(Items from an interface collection)
------------------------------------
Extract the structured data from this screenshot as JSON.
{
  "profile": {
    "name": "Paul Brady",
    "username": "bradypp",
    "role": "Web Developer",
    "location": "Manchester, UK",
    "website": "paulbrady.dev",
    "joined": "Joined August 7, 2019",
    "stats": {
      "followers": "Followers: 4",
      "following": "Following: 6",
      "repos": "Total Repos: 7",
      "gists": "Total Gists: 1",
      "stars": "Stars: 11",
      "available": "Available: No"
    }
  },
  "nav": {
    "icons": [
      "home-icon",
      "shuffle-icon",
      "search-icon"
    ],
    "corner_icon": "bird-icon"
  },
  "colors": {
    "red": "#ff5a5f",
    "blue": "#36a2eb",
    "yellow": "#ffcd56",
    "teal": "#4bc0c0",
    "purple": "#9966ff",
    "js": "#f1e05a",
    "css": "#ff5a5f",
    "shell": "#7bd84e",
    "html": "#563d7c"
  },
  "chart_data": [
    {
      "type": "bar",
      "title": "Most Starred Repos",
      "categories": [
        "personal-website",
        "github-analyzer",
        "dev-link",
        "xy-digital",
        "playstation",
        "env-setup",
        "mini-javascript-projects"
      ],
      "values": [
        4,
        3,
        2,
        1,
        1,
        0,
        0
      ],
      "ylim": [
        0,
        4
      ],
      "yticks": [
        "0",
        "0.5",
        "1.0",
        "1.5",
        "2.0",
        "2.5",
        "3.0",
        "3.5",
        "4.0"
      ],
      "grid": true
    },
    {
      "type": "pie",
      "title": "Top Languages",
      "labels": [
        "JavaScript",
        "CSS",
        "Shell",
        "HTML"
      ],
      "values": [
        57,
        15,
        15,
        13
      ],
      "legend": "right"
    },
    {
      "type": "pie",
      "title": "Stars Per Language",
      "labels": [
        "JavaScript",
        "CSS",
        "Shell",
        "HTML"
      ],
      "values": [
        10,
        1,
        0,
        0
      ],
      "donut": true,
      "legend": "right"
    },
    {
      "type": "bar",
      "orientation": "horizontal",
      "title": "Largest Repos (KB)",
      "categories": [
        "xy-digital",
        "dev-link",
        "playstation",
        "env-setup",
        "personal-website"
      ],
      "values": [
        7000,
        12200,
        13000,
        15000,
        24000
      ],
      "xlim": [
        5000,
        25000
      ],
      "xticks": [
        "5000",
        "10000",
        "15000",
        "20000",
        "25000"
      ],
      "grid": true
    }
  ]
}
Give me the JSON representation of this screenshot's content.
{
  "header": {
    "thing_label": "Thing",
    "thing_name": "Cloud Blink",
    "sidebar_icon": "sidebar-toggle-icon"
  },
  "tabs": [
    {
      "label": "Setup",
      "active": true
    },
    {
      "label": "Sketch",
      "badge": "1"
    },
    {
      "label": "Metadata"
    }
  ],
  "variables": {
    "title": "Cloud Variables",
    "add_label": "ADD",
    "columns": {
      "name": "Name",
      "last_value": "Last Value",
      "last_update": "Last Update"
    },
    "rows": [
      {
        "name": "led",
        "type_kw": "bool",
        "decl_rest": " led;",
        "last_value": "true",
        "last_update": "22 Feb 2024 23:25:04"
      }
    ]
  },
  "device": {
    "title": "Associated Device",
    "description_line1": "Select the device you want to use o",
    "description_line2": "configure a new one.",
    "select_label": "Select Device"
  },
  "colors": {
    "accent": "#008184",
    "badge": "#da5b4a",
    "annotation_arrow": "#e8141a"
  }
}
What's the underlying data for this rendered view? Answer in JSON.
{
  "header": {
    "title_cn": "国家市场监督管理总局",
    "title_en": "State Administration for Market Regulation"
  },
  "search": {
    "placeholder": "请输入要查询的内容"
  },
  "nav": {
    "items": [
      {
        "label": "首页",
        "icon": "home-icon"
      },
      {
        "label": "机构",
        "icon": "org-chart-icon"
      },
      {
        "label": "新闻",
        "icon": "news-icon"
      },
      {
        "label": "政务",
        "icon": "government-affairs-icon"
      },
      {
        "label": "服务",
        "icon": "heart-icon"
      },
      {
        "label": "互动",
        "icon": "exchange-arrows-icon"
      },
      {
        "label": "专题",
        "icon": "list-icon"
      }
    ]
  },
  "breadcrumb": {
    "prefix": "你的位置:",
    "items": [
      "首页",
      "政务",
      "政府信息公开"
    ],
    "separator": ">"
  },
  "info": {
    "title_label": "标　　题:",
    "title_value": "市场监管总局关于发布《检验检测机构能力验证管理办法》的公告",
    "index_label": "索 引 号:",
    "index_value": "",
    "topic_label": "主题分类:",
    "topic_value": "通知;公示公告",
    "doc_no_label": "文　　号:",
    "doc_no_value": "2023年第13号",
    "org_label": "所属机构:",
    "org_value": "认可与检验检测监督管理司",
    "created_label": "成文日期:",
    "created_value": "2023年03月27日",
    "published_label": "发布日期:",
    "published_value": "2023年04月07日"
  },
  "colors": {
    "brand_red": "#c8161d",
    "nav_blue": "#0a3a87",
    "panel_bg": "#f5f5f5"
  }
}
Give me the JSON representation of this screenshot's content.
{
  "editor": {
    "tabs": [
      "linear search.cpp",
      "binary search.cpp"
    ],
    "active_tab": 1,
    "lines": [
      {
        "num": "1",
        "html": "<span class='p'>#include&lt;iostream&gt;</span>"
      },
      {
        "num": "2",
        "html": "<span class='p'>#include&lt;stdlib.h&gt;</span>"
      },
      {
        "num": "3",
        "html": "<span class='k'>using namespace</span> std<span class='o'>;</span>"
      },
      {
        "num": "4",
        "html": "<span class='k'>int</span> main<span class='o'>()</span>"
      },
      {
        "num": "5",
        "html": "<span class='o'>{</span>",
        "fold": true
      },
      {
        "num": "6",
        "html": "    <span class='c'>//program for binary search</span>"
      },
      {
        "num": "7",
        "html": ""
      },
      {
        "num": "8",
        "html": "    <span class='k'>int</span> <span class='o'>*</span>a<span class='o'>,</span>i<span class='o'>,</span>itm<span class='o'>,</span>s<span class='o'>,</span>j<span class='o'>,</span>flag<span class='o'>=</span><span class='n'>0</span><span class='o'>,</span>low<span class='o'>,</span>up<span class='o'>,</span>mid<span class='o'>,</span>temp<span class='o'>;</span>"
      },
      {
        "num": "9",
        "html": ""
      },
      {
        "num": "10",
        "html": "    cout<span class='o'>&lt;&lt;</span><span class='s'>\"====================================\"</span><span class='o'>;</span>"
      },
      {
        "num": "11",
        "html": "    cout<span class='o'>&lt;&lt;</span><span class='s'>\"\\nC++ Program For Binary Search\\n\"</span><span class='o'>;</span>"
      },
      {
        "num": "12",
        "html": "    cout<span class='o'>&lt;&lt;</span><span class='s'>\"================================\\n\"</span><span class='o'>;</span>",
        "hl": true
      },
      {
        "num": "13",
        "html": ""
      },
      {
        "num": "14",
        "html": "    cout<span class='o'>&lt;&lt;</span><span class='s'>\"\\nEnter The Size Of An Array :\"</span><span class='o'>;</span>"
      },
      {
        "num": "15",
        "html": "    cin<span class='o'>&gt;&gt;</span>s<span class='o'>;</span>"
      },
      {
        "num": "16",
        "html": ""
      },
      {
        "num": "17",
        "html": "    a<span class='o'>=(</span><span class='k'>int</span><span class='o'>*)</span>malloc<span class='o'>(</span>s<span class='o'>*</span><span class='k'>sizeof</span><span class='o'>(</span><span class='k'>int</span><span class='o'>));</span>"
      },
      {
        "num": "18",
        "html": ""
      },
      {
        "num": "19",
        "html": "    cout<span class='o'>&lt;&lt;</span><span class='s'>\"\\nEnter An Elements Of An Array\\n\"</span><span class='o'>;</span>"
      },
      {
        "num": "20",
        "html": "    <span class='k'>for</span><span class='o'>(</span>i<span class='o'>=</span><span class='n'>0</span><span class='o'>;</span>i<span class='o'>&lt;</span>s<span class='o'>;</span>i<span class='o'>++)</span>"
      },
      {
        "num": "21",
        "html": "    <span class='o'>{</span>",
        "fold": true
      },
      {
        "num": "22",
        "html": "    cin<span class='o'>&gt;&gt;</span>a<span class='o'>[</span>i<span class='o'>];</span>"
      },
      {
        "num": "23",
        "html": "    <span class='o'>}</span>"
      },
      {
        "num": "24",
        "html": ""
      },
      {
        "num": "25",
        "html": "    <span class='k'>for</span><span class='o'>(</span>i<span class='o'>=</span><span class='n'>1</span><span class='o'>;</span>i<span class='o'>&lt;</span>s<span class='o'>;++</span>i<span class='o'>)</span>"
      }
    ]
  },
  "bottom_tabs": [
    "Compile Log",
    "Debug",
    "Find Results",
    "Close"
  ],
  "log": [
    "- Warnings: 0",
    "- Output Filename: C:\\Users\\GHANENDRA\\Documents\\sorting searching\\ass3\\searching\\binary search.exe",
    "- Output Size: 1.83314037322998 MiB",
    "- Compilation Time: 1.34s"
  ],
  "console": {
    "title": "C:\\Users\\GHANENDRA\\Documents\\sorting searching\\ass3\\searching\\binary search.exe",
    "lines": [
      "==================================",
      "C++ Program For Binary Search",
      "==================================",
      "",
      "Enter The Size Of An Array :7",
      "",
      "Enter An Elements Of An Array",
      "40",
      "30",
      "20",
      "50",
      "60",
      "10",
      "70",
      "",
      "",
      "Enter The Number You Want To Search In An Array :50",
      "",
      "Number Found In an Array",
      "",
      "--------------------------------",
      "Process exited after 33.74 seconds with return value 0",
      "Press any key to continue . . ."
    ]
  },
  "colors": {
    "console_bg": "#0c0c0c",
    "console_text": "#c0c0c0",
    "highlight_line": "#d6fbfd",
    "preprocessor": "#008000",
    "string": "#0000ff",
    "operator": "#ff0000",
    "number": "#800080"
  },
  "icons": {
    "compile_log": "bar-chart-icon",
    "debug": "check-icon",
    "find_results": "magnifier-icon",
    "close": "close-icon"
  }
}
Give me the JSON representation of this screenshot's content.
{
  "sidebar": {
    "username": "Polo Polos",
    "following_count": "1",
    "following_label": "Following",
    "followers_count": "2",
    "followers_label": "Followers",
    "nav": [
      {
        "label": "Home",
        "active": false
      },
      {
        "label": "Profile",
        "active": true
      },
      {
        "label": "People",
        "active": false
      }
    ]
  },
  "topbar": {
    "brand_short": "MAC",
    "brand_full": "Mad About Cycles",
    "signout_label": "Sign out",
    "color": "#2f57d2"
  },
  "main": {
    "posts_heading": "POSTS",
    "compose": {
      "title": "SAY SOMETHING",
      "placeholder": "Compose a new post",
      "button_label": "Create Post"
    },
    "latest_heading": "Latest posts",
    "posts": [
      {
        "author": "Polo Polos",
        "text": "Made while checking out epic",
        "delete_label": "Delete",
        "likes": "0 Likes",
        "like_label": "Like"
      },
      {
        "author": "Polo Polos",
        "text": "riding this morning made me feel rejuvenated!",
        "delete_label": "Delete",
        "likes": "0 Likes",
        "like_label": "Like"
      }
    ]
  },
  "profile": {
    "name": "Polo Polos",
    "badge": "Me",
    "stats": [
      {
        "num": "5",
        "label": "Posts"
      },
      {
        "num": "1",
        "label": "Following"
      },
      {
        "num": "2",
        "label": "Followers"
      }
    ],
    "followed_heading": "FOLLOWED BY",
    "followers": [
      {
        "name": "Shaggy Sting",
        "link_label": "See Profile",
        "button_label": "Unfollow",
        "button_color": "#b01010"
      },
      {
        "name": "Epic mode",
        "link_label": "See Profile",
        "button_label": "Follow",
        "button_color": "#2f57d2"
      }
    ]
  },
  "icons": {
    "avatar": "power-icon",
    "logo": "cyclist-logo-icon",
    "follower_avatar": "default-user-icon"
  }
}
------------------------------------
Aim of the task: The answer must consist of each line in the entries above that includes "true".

Solution to the problem:
      "grid": true
      "donut": true,
      "grid": true
      "active": true
        "last_value": "true",
        "fold": true
        "hl": true
        "fold": true
        "active": true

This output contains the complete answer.